[[ DATA TO USE, beginning ]]

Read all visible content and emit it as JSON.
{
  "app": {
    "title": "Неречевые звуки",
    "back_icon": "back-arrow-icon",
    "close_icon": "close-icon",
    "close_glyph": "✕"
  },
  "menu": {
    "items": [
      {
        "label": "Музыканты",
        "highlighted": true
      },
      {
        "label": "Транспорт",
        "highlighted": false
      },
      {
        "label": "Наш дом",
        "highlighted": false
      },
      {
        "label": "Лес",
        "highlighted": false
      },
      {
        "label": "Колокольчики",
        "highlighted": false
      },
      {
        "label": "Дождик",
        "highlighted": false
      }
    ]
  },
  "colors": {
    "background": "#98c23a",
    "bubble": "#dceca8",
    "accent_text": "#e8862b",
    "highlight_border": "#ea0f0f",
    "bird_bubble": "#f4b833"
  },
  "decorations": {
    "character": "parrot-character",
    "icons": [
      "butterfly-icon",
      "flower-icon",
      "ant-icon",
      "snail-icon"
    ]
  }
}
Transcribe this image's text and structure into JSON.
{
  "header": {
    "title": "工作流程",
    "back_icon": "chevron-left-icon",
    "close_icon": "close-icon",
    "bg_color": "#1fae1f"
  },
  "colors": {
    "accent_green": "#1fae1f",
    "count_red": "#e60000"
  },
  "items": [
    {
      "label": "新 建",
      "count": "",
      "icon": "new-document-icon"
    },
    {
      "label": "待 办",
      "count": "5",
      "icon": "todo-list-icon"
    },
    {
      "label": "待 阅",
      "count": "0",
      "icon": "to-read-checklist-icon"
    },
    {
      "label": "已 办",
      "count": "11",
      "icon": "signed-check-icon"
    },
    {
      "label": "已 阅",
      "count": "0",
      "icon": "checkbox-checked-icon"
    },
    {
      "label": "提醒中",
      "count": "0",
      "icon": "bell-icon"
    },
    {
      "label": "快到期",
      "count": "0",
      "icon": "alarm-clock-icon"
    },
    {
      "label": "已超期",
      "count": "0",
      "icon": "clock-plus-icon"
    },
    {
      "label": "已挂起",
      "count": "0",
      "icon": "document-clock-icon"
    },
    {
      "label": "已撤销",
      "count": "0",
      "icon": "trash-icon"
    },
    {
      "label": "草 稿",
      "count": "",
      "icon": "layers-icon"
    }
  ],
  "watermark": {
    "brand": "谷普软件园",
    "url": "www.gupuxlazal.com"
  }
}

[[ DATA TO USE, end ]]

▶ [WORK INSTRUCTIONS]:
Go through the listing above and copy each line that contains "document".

▶ [TASK RESULT]:
      "icon": "new-document-icon"
      "icon": "document-clock-icon"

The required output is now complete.